The nursing applicants had to pass a medical examination and provide references before being allowed admission to nursing training. Phyllis was concerned that she might not pass the chest X-ray because she had been exposed to tuberculosis. However she was accepted into training at Christchurch Public Hospital in 1947. She recalls that most of the girls were fresh out of school, although there were a couple of girls in their early twenties who had already spent some time working. They spent twelve weeks in preliminary school where they were known as ‘pinkies’ because of the colour of their uniform. The uniform changed as nurses moved up the ranks. At preliminary school Phyllis describes practising patient care on mannequins and dolls.
Trainee nurses had to live in the Nurses’ Home, which had strict rules and regulations. Phyllis recalls ‘pinkies’ having the earliest curfew of 9.30pm which was extended until 10pm when they became Junior student nurses. She describes some girls having fun breaking the curfew. However, most nurses were too tired to have much of a social life.
The student nurses developed close friendships living together in the Nurses’ Home, but they would only mix with their class, never anybody senior. Groups would sometimes go for picnics together and church dances were a popular pastime for some young nurses.
Phyllis describes nursing students being ‘better off’ than women training to be teachers or studying at university. Although in some instances nurses did not have better pay, they had uniforms, lectures, housing and food paid for.
After completing her training, Phyllis worked in the surgical ward for six months before moving on to study maternity nursing in Hastings. She recalls that in her maternity training doctors were usually present for deliveries and mothers would stay in hospital for at least a week. Completing her training at the end of 1951, Phyllis went on to pursue a career as a public health nurse. To qualify as a public health nurse, women had to undertake the Plunket four-month training. This was held in Dunedin both at the Karitane Hospital and out in the community with Plunket nurses. Towards the end of training Phyllis was ‘given word’ that she would be sent to work in Kohukohu, in Northland.
In 1952, after a three-week Public Health orientation in Wellington, Phyllis made her way up to Kohukohu along with another nurse. She explains that initially their title was ‘District Health nurse’ but changed to ‘Public Health nurse’ over time. The two nurses were responsible for dealing to the health needs of the local communities. Having grown up in the country, Phyllis was sent to remote areas with country roads. Sometimes they had to travel by boat as there were no roads. One such area was Rangi Point, where they would hold clinics every three months to treat young school children.

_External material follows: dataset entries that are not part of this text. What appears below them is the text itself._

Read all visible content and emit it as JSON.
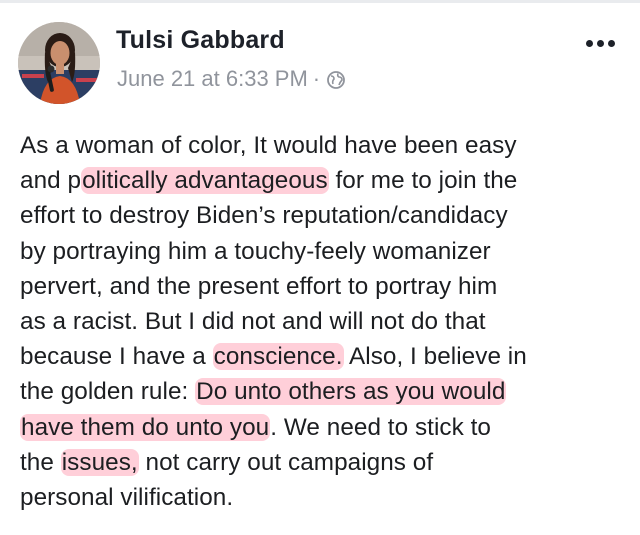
{
  "post": {
    "author_name": "Tulsi Gabbard",
    "timestamp": "June 21 at 6:33 PM",
    "separator": "·",
    "privacy_icon": "globe-icon",
    "more_icon": "more-options-icon",
    "avatar_icon": "profile-photo-avatar",
    "highlight_color": "#ff6080",
    "lines": [
      {
        "before": "As a woman of color, It would have been easy",
        "hl": "",
        "after": ""
      },
      {
        "before": "and p",
        "hl": "olitically advantageous",
        "after": " for me to join the"
      },
      {
        "before": "effort to destroy Biden’s reputation/candidacy",
        "hl": "",
        "after": ""
      },
      {
        "before": "by portraying him a touchy-feely womanizer",
        "hl": "",
        "after": ""
      },
      {
        "before": "pervert, and the present effort to portray him",
        "hl": "",
        "after": ""
      },
      {
        "before": "as a racist. But I did not and will not do that",
        "hl": "",
        "after": ""
      },
      {
        "before": "because I have a ",
        "hl": "conscience.",
        "after": " Also, I believe in"
      },
      {
        "before": "the golden rule: ",
        "hl": "Do unto others as you would",
        "after": ""
      },
      {
        "before": "",
        "hl": "have them do unto you",
        "after": ". We need to stick to"
      },
      {
        "before": "the ",
        "hl": "issues,",
        "after": " not carry out campaigns of"
      },
      {
        "before": "personal vilification.",
        "hl": "",
        "after": ""
      }
    ]
  }
}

Phyllis describes the poor communication technology available in the communities she served. The telephone exchange in Kohukohu closed at midnight, and in the surrounding areas there would only be one phone and it would be closed at 6pm. A common means of communication involved a child riding from place to place on a horse delivering notes. Giving immunisations at local schools was one of Phyllis’ responsibilities. Children initially tried to avoid injections by asking their parents not to give consent. Phyllis worked out that the best way to get the children to have their injections was to give lollies as a reward.
Coming from the South Island, Phyllis had not had a lot of exposure to Māori people. In many of the areas she worked the populations were mostly Māori and had ‘very few Pākeha’. She describes that when she arrived, the Māori communities ‘welcomed [her] with open arms’. Working closely with Māori families Phyllis was conscious of Māori customs and was careful not to violate protocol. She was held in high regard with many of the whānau who asked her to be present at important times.
Living in Kohukohu, Phyllis met Stan, whom she married in 1955. She had to take a break from nursing because as a married woman she was not allowed to be employed by the Health Department. During this time she worked on the family farm and raised her three children. In 1970, when her youngest was five years old, she returned to work as the District and Public Health nurse. Although the work was supposed to be part time, there was so much to do it became a full-time job. Working for the next eighteen years, Phyllis retired at age sixty but continued to remain closely connected to the local community.
This link will take you to the abstract summarising the full interview with Phyllis Bawden: